DIRECTIONS FOR THIS TASK ::
Set down the whole listing that follows, precisely as written.

- - -

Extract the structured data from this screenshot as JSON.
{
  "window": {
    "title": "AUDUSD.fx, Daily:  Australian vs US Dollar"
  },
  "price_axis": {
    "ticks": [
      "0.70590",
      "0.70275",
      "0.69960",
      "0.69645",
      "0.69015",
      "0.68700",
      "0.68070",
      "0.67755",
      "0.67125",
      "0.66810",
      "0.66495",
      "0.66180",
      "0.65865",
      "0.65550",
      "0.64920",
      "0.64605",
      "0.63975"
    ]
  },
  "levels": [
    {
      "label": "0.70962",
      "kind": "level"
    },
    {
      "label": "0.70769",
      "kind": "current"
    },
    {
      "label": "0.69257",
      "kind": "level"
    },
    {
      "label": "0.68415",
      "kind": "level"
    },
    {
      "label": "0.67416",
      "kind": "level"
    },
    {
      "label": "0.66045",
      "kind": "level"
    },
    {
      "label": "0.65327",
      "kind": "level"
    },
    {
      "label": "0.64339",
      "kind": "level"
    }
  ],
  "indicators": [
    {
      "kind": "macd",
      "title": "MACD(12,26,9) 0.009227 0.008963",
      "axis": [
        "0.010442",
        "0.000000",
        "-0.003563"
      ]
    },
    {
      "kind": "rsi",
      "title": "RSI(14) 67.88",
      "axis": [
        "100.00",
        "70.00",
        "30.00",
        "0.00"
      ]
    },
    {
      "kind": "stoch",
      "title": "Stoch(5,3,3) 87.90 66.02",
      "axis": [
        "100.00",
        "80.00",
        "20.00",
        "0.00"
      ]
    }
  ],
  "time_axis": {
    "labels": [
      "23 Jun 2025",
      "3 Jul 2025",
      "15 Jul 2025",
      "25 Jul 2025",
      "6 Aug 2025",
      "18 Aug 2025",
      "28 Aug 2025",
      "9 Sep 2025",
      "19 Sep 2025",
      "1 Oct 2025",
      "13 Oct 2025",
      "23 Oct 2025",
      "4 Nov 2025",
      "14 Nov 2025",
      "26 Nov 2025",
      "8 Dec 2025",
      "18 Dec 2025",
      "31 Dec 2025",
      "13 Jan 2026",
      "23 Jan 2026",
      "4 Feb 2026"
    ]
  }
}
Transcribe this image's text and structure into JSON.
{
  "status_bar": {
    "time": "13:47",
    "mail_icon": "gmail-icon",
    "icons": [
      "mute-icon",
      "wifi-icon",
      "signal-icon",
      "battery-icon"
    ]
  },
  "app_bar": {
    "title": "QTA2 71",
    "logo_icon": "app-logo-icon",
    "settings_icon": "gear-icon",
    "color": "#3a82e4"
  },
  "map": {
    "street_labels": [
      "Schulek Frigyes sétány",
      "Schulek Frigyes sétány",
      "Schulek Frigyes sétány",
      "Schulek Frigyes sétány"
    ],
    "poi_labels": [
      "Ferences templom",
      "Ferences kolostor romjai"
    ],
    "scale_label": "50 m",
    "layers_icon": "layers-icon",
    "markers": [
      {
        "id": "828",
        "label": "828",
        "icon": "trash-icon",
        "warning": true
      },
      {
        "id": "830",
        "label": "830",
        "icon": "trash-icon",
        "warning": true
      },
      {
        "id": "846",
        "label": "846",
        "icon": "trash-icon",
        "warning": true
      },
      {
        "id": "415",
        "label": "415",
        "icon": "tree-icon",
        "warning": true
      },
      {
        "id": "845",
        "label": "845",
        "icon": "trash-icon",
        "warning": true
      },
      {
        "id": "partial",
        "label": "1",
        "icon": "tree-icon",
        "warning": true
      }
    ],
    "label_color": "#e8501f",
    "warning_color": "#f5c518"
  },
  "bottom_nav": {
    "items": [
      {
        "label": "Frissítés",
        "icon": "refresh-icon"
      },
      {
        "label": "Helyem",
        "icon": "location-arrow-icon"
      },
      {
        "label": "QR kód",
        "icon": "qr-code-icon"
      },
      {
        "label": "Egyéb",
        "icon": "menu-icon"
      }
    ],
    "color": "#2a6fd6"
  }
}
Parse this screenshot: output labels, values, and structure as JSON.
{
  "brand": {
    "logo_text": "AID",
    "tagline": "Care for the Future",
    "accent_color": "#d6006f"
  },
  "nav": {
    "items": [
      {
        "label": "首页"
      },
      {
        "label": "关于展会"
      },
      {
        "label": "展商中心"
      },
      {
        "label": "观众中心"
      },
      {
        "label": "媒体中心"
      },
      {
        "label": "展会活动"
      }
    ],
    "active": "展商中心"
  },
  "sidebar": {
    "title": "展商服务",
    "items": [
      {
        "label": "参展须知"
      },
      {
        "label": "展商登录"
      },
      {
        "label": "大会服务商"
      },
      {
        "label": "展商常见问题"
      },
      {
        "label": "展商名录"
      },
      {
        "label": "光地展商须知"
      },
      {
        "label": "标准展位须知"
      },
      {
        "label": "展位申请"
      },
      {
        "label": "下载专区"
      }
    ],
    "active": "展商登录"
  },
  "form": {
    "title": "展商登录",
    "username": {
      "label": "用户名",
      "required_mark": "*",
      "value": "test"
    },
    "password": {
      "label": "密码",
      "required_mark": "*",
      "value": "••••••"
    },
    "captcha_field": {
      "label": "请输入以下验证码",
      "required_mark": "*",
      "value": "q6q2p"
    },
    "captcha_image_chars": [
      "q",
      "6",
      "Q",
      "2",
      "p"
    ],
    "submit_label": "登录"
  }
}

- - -

THE COMPLETED TASK ::
Extract the structured data from this screenshot as JSON.
{
  "window": {
    "title": "AUDUSD.fx, Daily:  Australian vs US Dollar"
  },
  "price_axis": {
    "ticks": [
      "0.70590",
      "0.70275",
      "0.69960",
      "0.69645",
      "0.69015",
      "0.68700",
      "0.68070",
      "0.67755",
      "0.67125",
      "0.66810",
      "0.66495",
      "0.66180",
      "0.65865",
      "0.65550",
      "0.64920",
      "0.64605",
      "0.63975"
    ]
  },
  "levels": [
    {
      "label": "0.70962",
      "kind": "level"
    },
    {
      "label": "0.70769",
      "kind": "current"
    },
    {
      "label": "0.69257",
      "kind": "level"
    },
    {
      "label": "0.68415",
      "kind": "level"
    },
    {
      "label": "0.67416",
      "kind": "level"
    },
    {
      "label": "0.66045",
      "kind": "level"
    },
    {
      "label": "0.65327",
      "kind": "level"
    },
    {
      "label": "0.64339",
      "kind": "level"
    }
  ],
  "indicators": [
    {
      "kind": "macd",
      "title": "MACD(12,26,9) 0.009227 0.008963",
      "axis": [
        "0.010442",
        "0.000000",
        "-0.003563"
      ]
    },
    {
      "kind": "rsi",
      "title": "RSI(14) 67.88",
      "axis": [
        "100.00",
        "70.00",
        "30.00",
        "0.00"
      ]
    },
    {
      "kind": "stoch",
      "title": "Stoch(5,3,3) 87.90 66.02",
      "axis": [
        "100.00",
        "80.00",
        "20.00",
        "0.00"
      ]
    }
  ],
  "time_axis": {
    "labels": [
      "23 Jun 2025",
      "3 Jul 2025",
      "15 Jul 2025",
      "25 Jul 2025",
      "6 Aug 2025",
      "18 Aug 2025",
      "28 Aug 2025",
      "9 Sep 2025",
      "19 Sep 2025",
      "1 Oct 2025",
      "13 Oct 2025",
      "23 Oct 2025",
      "4 Nov 2025",
      "14 Nov 2025",
      "26 Nov 2025",
      "8 Dec 2025",
      "18 Dec 2025",
      "31 Dec 2025",
      "13 Jan 2026",
      "23 Jan 2026",
      "4 Feb 2026"
    ]
  }
}
Transcribe this image's text and structure into JSON.
{
  "status_bar": {
    "time": "13:47",
    "mail_icon": "gmail-icon",
    "icons": [
      "mute-icon",
      "wifi-icon",
      "signal-icon",
      "battery-icon"
    ]
  },
  "app_bar": {
    "title": "QTA2 71",
    "logo_icon": "app-logo-icon",
    "settings_icon": "gear-icon",
    "color": "#3a82e4"
  },
  "map": {
    "street_labels": [
      "Schulek Frigyes sétány",
      "Schulek Frigyes sétány",
      "Schulek Frigyes sétány",
      "Schulek Frigyes sétány"
    ],
    "poi_labels": [
      "Ferences templom",
      "Ferences kolostor romjai"
    ],
    "scale_label": "50 m",
    "layers_icon": "layers-icon",
    "markers": [
      {
        "id": "828",
        "label": "828",
        "icon": "trash-icon",
        "warning": true
      },
      {
        "id": "830",
        "label": "830",
        "icon": "trash-icon",
        "warning": true
      },
      {
        "id": "846",
        "label": "846",
        "icon": "trash-icon",
        "warning": true
      },
      {
        "id": "415",
        "label": "415",
        "icon": "tree-icon",
        "warning": true
      },
      {
        "id": "845",
        "label": "845",
        "icon": "trash-icon",
        "warning": true
      },
      {
        "id": "partial",
        "label": "1",
        "icon": "tree-icon",
        "warning": true
      }
    ],
    "label_color": "#e8501f",
    "warning_color": "#f5c518"
  },
  "bottom_nav": {
    "items": [
      {
        "label": "Frissítés",
        "icon": "refresh-icon"
      },
      {
        "label": "Helyem",
        "icon": "location-arrow-icon"
      },
      {
        "label": "QR kód",
        "icon": "qr-code-icon"
      },
      {
        "label": "Egyéb",
        "icon": "menu-icon"
      }
    ],
    "color": "#2a6fd6"
  }
}
Parse this screenshot: output labels, values, and structure as JSON.
{
  "brand": {
    "logo_text": "AID",
    "tagline": "Care for the Future",
    "accent_color": "#d6006f"
  },
  "nav": {
    "items": [
      {
        "label": "首页"
      },
      {
        "label": "关于展会"
      },
      {
        "label": "展商中心"
      },
      {
        "label": "观众中心"
      },
      {
        "label": "媒体中心"
      },
      {
        "label": "展会活动"
      }
    ],
    "active": "展商中心"
  },
  "sidebar": {
    "title": "展商服务",
    "items": [
      {
        "label": "参展须知"
      },
      {
        "label": "展商登录"
      },
      {
        "label": "大会服务商"
      },
      {
        "label": "展商常见问题"
      },
      {
        "label": "展商名录"
      },
      {
        "label": "光地展商须知"
      },
      {
        "label": "标准展位须知"
      },
      {
        "label": "展位申请"
      },
      {
        "label": "下载专区"
      }
    ],
    "active": "展商登录"
  },
  "form": {
    "title": "展商登录",
    "username": {
      "label": "用户名",
      "required_mark": "*",
      "value": "test"
    },
    "password": {
      "label": "密码",
      "required_mark": "*",
      "value": "••••••"
    },
    "captcha_field": {
      "label": "请输入以下验证码",
      "required_mark": "*",
      "value": "q6q2p"
    },
    "captcha_image_chars": [
      "q",
      "6",
      "Q",
      "2",
      "p"
    ],
    "submit_label": "登录"
  }
}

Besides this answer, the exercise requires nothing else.